Just before 3 p.m. local time, after hours of this “feverish and chaotic” hunt, the blue whale succumbed to its attackers, Brown said. “A blood bubble rose to the surface like a bursting red balloon,” she recalls. After that, the orcas split “the carcass because it was shared with everyone involved in the depths below,” Brown said. “We saw fat, a single piece of flesh, and it was gone.”
A hammerhead shark and pilot whales (another species of oceanic dolphin) attempted to grab some of the whale meat, but the orcas fiercely guarded their prey. On the boat, “some customers [were] in tears, a stunned silence, some excited and puzzled, ”Brown said.

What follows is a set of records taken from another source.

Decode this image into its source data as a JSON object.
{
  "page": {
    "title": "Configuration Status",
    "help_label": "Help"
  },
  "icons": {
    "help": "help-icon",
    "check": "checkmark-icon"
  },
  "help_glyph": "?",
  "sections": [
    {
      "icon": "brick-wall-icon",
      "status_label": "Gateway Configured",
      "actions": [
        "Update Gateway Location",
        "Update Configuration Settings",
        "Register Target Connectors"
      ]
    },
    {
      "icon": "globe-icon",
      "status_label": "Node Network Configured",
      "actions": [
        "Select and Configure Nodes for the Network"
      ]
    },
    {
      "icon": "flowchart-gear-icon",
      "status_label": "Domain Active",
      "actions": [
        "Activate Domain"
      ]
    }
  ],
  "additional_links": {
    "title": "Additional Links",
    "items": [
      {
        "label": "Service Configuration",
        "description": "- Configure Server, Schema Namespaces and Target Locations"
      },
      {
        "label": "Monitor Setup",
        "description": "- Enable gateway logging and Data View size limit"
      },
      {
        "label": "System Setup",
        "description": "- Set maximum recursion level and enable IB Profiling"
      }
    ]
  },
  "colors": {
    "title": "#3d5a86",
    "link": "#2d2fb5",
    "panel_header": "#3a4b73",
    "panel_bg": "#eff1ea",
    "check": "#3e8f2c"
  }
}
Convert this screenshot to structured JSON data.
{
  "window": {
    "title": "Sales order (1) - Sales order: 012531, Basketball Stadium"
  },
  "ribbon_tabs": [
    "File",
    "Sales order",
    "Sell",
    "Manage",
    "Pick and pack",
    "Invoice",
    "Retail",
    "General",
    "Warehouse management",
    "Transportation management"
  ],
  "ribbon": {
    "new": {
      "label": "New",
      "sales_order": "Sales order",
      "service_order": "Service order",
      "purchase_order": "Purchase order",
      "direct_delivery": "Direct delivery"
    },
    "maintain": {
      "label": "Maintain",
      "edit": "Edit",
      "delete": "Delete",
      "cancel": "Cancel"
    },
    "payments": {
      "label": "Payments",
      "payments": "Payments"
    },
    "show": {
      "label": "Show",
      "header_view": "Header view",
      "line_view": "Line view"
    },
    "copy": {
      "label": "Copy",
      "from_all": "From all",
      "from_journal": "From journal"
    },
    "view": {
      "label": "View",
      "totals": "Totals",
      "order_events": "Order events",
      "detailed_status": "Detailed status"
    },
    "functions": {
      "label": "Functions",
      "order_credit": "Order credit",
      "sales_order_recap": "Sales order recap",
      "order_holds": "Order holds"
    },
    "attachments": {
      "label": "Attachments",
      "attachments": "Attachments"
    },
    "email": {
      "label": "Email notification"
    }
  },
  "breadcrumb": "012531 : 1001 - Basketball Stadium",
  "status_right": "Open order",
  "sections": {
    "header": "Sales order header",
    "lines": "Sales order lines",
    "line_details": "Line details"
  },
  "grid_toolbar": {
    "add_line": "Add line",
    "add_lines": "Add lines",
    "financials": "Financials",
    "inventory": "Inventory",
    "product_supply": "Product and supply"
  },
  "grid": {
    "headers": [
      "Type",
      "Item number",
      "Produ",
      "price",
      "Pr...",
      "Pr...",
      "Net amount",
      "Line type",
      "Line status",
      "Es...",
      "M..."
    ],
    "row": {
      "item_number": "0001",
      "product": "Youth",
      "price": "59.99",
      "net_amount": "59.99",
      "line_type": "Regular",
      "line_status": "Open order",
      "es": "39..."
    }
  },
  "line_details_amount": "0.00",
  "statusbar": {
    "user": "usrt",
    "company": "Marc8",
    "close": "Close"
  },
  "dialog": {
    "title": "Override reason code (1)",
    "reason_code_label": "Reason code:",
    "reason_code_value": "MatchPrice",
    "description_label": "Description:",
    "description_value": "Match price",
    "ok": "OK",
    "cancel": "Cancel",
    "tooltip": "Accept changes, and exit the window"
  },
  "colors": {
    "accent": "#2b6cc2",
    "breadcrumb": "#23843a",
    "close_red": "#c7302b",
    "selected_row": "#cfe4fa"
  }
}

This is the third time Naturaliste Charters has recorded orcas slaughtering a blue whale, Brown told Live Science in an email. “The two were in April 2019 and were two weeks apart,” she said. In 2020, “our season last year was cut short due to COVID-19, so we were not at sea when the blue whales were migrating north from Antarctic (mid-March, April, May), so it is not known if the same dynamic occurred last year. “
Originally posted on Live Science.